» **What you will do**
Print the entries in full, word for word, but not the pictures.

» **Input for this task**
※ ※ ※
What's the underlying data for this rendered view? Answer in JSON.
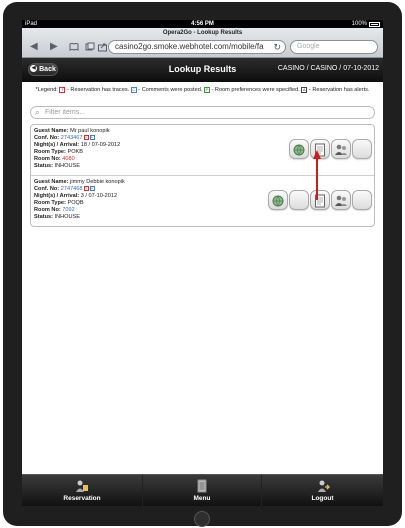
{
  "status_bar": {
    "carrier": "iPad",
    "time": "4:56 PM",
    "battery": "100%"
  },
  "browser": {
    "page_title": "Opera2Go - Lookup Results",
    "url": "casino2go.smoke.webhotel.com/mobile/fa",
    "search_placeholder": "Google"
  },
  "header": {
    "back_label": "Back",
    "title": "Lookup Results",
    "context": "CASINO / CASINO / 07-10-2012"
  },
  "legend": {
    "prefix": "*Legend:",
    "traces_box": "T",
    "traces_text": "- Reservation has traces.",
    "comments_box": "C",
    "comments_text": "- Comments were posted.",
    "prefs_box": "P",
    "prefs_text": "- Room preferences were specified.",
    "alerts_box": "A",
    "alerts_text": "- Reservation has alerts."
  },
  "filter": {
    "placeholder": "Filter items..."
  },
  "labels": {
    "guest_name": "Guest Name:",
    "conf_no": "Conf. No:",
    "nights_arrival": "Night(s) / Arrival:",
    "room_type": "Room Type:",
    "room_no": "Room No:",
    "status": "Status:"
  },
  "results": [
    {
      "guest_name": "Mr paul konopik",
      "conf_no": "2743467",
      "badge_a": "T",
      "badge_b": "C",
      "nights_arrival": "18 / 07-09-2012",
      "room_type": "POKB",
      "room_no": "4080",
      "status": "INHOUSE"
    },
    {
      "guest_name": "jimmy Debbie konopik",
      "conf_no": "2747468",
      "badge_a": "T",
      "badge_b": "C",
      "nights_arrival": "3 / 07-10-2012",
      "room_type": "POQB",
      "room_no": "7092",
      "status": "INHOUSE"
    }
  ],
  "tabbar": {
    "reservation": "Reservation",
    "menu": "Menu",
    "logout": "Logout"
  }
}
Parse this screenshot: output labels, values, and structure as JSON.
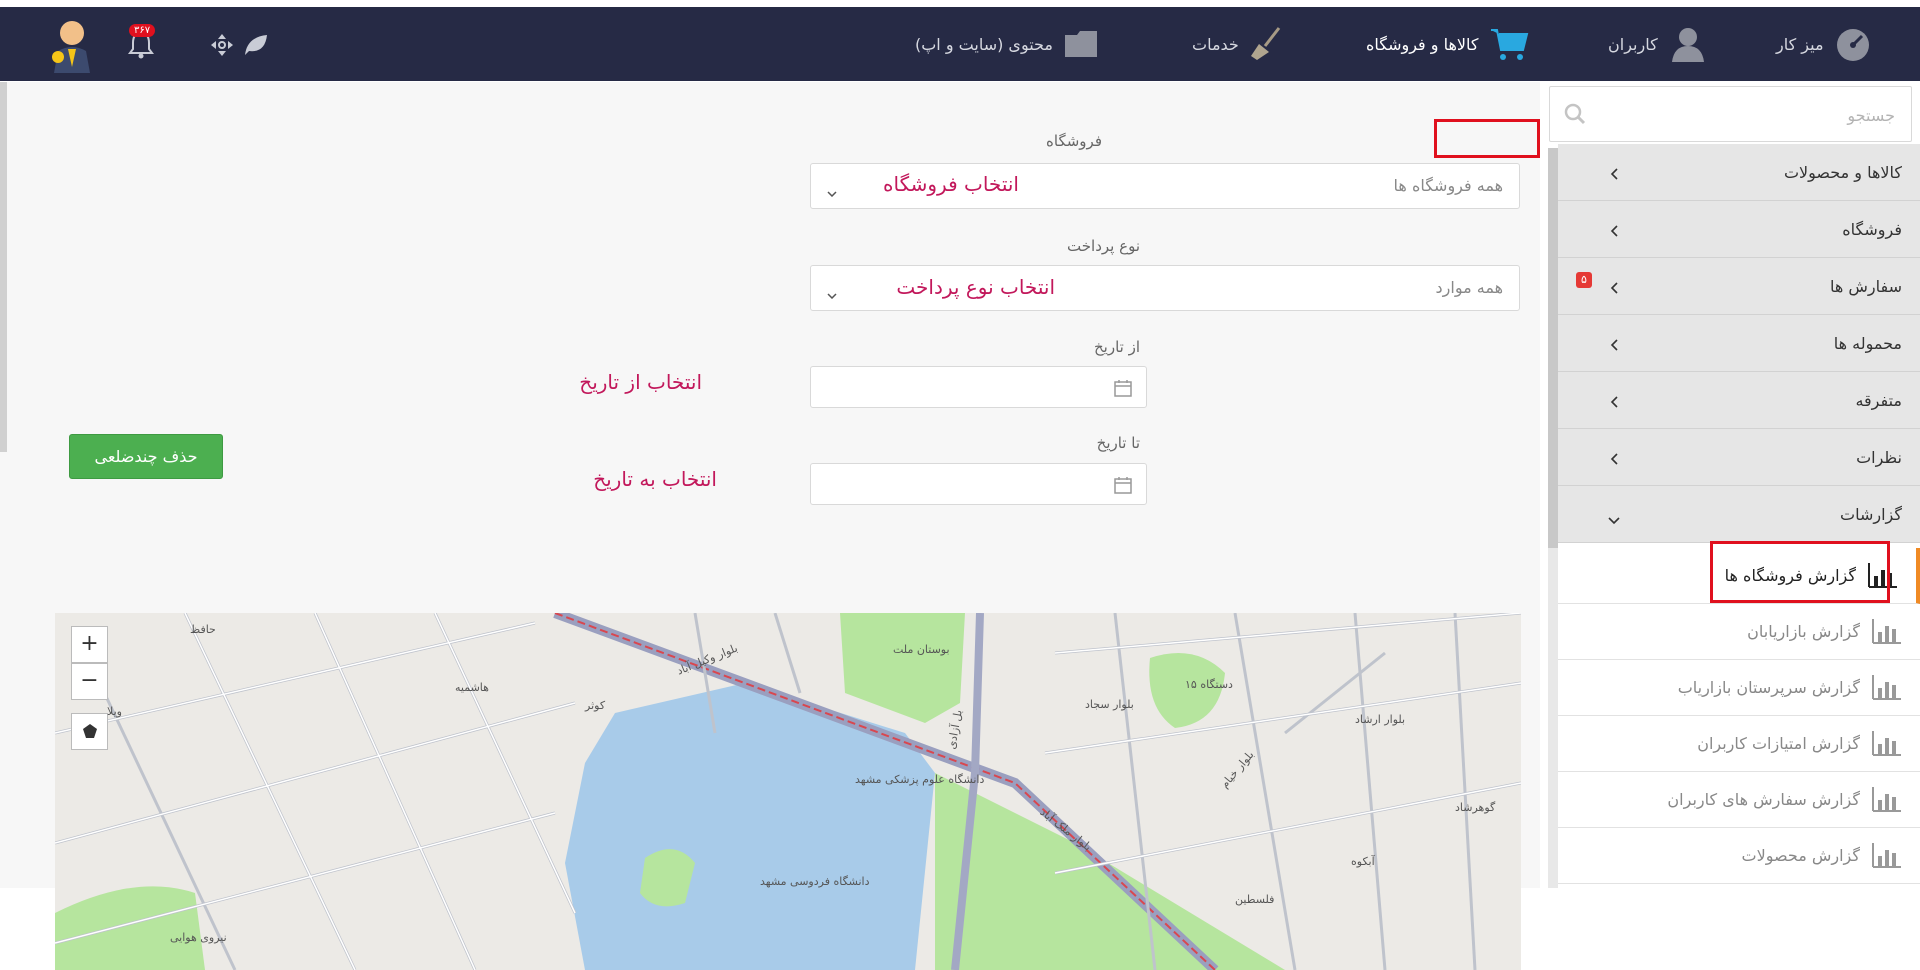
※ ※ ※
» **Result of this task**
What's the underlying data for this rendered view? Answer in JSON.
{
  "status_bar": {
    "carrier": "iPad",
    "time": "4:56 PM",
    "battery": "100%"
  },
  "browser": {
    "page_title": "Opera2Go - Lookup Results",
    "url": "casino2go.smoke.webhotel.com/mobile/fa",
    "search_placeholder": "Google"
  },
  "header": {
    "back_label": "Back",
    "title": "Lookup Results",
    "context": "CASINO / CASINO / 07-10-2012"
  },
  "legend": {
    "prefix": "*Legend:",
    "traces_box": "T",
    "traces_text": "- Reservation has traces.",
    "comments_box": "C",
    "comments_text": "- Comments were posted.",
    "prefs_box": "P",
    "prefs_text": "- Room preferences were specified.",
    "alerts_box": "A",
    "alerts_text": "- Reservation has alerts."
  },
  "filter": {
    "placeholder": "Filter items..."
  },
  "labels": {
    "guest_name": "Guest Name:",
    "conf_no": "Conf. No:",
    "nights_arrival": "Night(s) / Arrival:",
    "room_type": "Room Type:",
    "room_no": "Room No:",
    "status": "Status:"
  },
  "results": [
    {
      "guest_name": "Mr paul konopik",
      "conf_no": "2743467",
      "badge_a": "T",
      "badge_b": "C",
      "nights_arrival": "18 / 07-09-2012",
      "room_type": "POKB",
      "room_no": "4080",
      "status": "INHOUSE"
    },
    {
      "guest_name": "jimmy Debbie konopik",
      "conf_no": "2747468",
      "badge_a": "T",
      "badge_b": "C",
      "nights_arrival": "3 / 07-10-2012",
      "room_type": "POQB",
      "room_no": "7092",
      "status": "INHOUSE"
    }
  ],
  "tabbar": {
    "reservation": "Reservation",
    "menu": "Menu",
    "logout": "Logout"
  }
}
Parse this screenshot: output labels, values, and structure as JSON.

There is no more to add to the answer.